The hiker said they were out of water, had no food, and were wearing only a cotton hoodie as a snowstorm worsened. Rather than take the trail back down, the hiker attempted to use an avalanche chute in hopes of finding a road.
Officials say the hiker had a phone, but they could not share GPS information or pinpoint their location. Officials say they advised the hiker “to keep moving in a downward direction.”
Twenty-five search and rescue members began scaling the mountain and checked various avalanche chutes for the hiker.
Search and Rescue Discovers Footprints
Just before 1:00 a.m., search crews found footprints in the snow, which they followed for the next hour.
“This team continued to follow the footprints until they came upon an unusual-looking rock at approximately 2:00 a.m.,” wrote the Chaffee County Search and Rescue on Facebook. “Upon further investigation, it was determined it was not a rock but the subject sitting upright in a fetal position covered in snow. The subject was assessed and found to be alive but very hypothermic.”
Rescuers warmed the hiker for the next three hours before lowering them down the steep area with ropes. By 6:15 a.m., the hiker felt well enough to walk the final stretch, where they were met by an ambulance at 7:00 a.m.
Preparing with the 10 Essentials
Chaffee County Search and Rescue wants to remind all hikers about the ten essential items to bring when heading into the backcountry. They include:
- Emergency shelter

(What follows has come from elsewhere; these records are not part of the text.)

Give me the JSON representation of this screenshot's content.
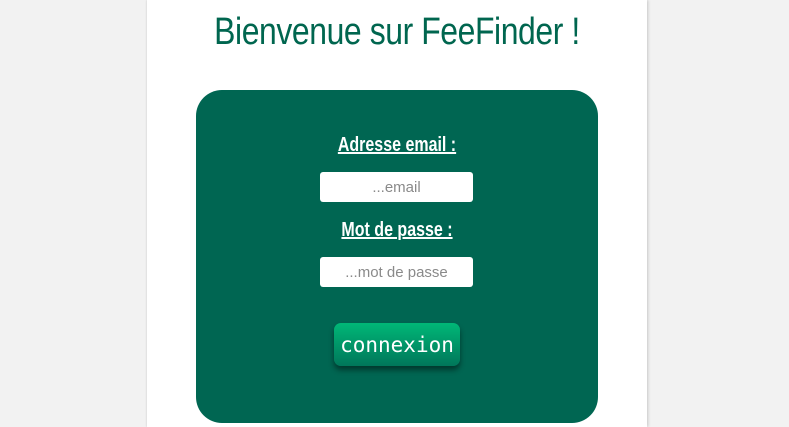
{
  "title": "Bienvenue sur FeeFinder !",
  "login_form": {
    "email_label": "Adresse email :",
    "email_placeholder": "...email",
    "email_value": "",
    "password_label": "Mot de passe :",
    "password_placeholder": "...mot de passe",
    "password_value": "",
    "submit_label": "connexion"
  },
  "colors": {
    "background": "#f2f2f2",
    "page": "#ffffff",
    "brand_green": "#006652",
    "title_green": "#00664f",
    "button_gradient_top": "#00b877",
    "button_gradient_bottom": "#00775a"
  }
}
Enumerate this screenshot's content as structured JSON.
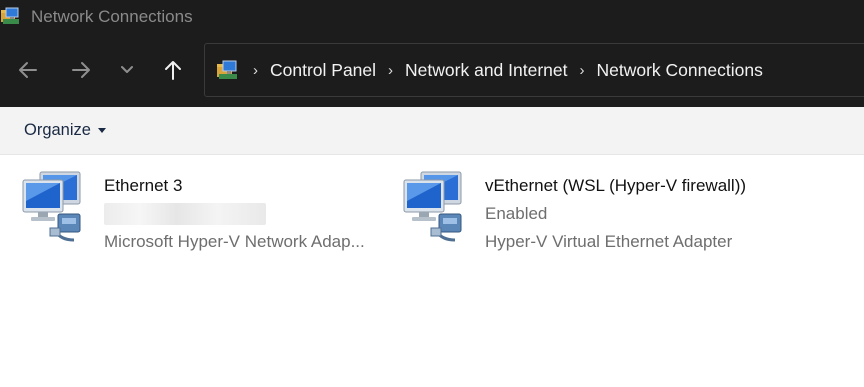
{
  "window": {
    "title": "Network Connections"
  },
  "navigation": {
    "breadcrumb": [
      "Control Panel",
      "Network and Internet",
      "Network Connections"
    ]
  },
  "toolbar": {
    "organize_label": "Organize"
  },
  "connections": [
    {
      "name": "Ethernet 3",
      "status": "",
      "device": "Microsoft Hyper-V Network Adap..."
    },
    {
      "name": "vEthernet (WSL (Hyper-V firewall))",
      "status": "Enabled",
      "device": "Hyper-V Virtual Ethernet Adapter"
    }
  ],
  "icons": {
    "window": "network-folder-icon",
    "back": "arrow-left-icon",
    "forward": "arrow-right-icon",
    "recent": "chevron-down-icon",
    "up": "arrow-up-icon",
    "separator": "chevron-right-icon",
    "connection": "network-connection-icon"
  },
  "colors": {
    "titlebar": "#1c1c1c",
    "commandbar": "#f3f3f3",
    "secondary_text": "#6e6e6e"
  }
}
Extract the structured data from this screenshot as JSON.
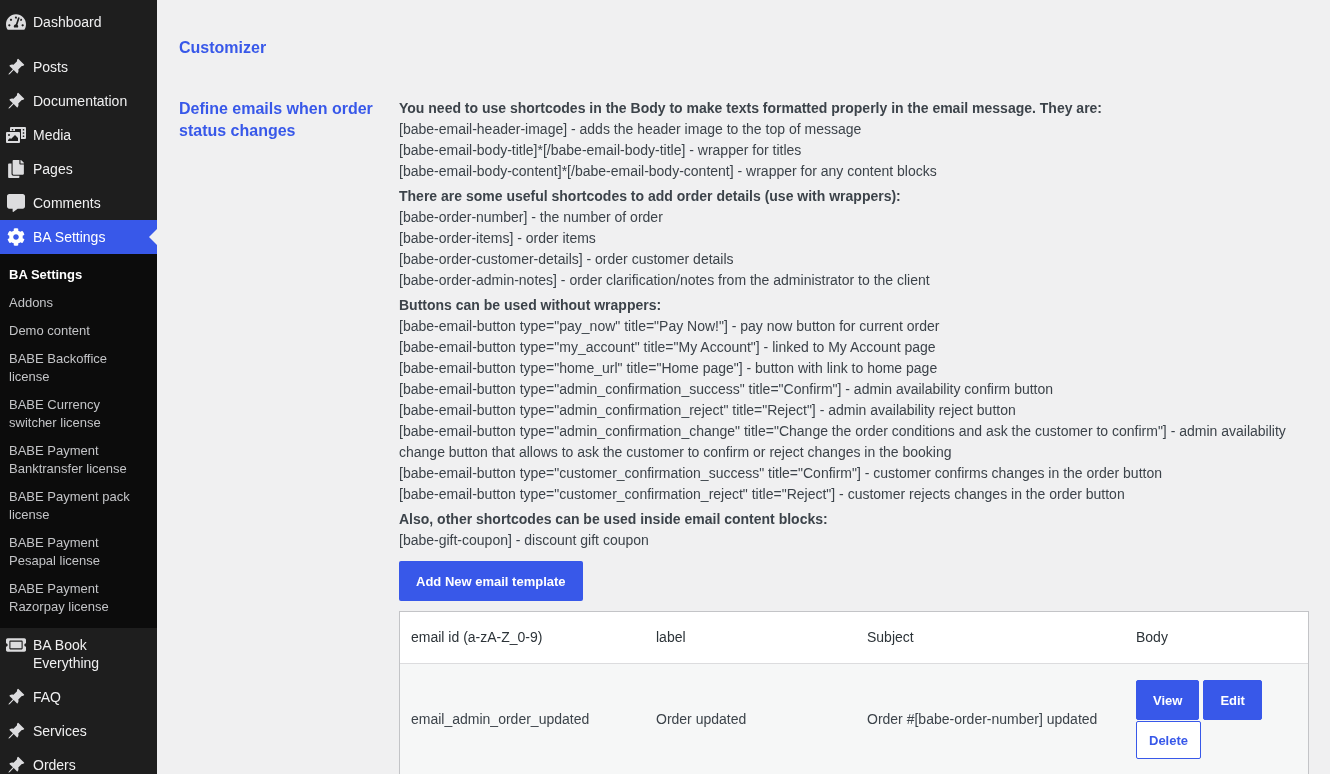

- Extra layers
- First aid kit
- Sun protection
- Repair kit
Rescuers also say a GPS with two-way communication can be a lifesaver and highly recommend hikers use one.
Hundreds of people go missing every year in the backcountry and on public land like national parks. Thanks to search and rescue teams, the majority of them are found safe.